Segment Start: Entries provided
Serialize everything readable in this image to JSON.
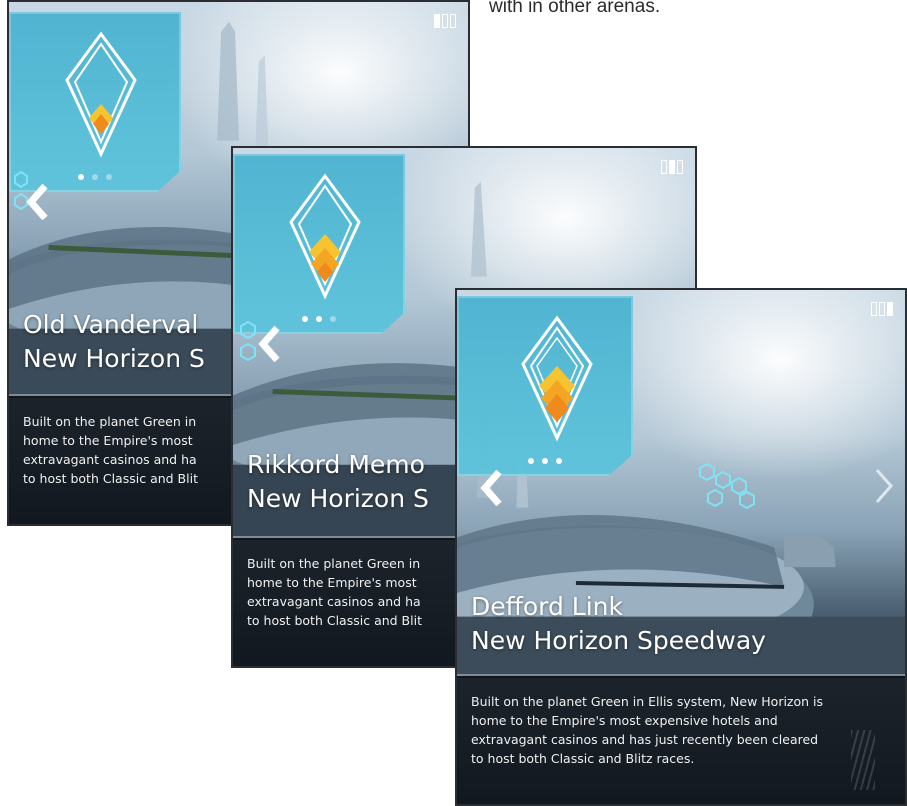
{
  "caption": "with in other arenas.",
  "cards": [
    {
      "title_line1": "Old Vanderval",
      "title_line2": "New Horizon S",
      "desc": [
        "Built on the planet Green in",
        "home to the Empire's most",
        "extravagant casinos and ha",
        "to host both Classic and Blit"
      ],
      "active_dot": 0,
      "active_page": 0
    },
    {
      "title_line1": "Rikkord Memo",
      "title_line2": "New Horizon S",
      "desc": [
        "Built on the planet Green in",
        "home to the Empire's most",
        "extravagant casinos and ha",
        "to host both Classic and Blit"
      ],
      "active_dot": 1,
      "active_page": 1
    },
    {
      "title_line1": "Defford Link",
      "title_line2": "New Horizon Speedway",
      "desc": [
        "Built on the planet Green in Ellis system, New Horizon is",
        "home to the Empire's most expensive hotels and",
        "extravagant casinos and has just recently been cleared",
        "to host both Classic and Blitz races."
      ],
      "active_dot": 2,
      "active_page": 2
    }
  ],
  "icons": {
    "prev": "chevron-left-icon",
    "next": "chevron-right-icon",
    "emblem": "rank-emblem-icon",
    "hex": "hex-cluster-icon"
  },
  "colors": {
    "banner": "#4ab2d0",
    "emblem_orange": "#f08a1c",
    "emblem_yellow": "#f7c431",
    "description_bg": "#161d25"
  }
}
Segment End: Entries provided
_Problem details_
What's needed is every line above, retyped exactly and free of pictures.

_Task response_
Serialize everything readable in this image to JSON.
{
  "caption": "with in other arenas.",
  "cards": [
    {
      "title_line1": "Old Vanderval",
      "title_line2": "New Horizon S",
      "desc": [
        "Built on the planet Green in",
        "home to the Empire's most",
        "extravagant casinos and ha",
        "to host both Classic and Blit"
      ],
      "active_dot": 0,
      "active_page": 0
    },
    {
      "title_line1": "Rikkord Memo",
      "title_line2": "New Horizon S",
      "desc": [
        "Built on the planet Green in",
        "home to the Empire's most",
        "extravagant casinos and ha",
        "to host both Classic and Blit"
      ],
      "active_dot": 1,
      "active_page": 1
    },
    {
      "title_line1": "Defford Link",
      "title_line2": "New Horizon Speedway",
      "desc": [
        "Built on the planet Green in Ellis system, New Horizon is",
        "home to the Empire's most expensive hotels and",
        "extravagant casinos and has just recently been cleared",
        "to host both Classic and Blitz races."
      ],
      "active_dot": 2,
      "active_page": 2
    }
  ],
  "icons": {
    "prev": "chevron-left-icon",
    "next": "chevron-right-icon",
    "emblem": "rank-emblem-icon",
    "hex": "hex-cluster-icon"
  },
  "colors": {
    "banner": "#4ab2d0",
    "emblem_orange": "#f08a1c",
    "emblem_yellow": "#f7c431",
    "description_bg": "#161d25"
  }
}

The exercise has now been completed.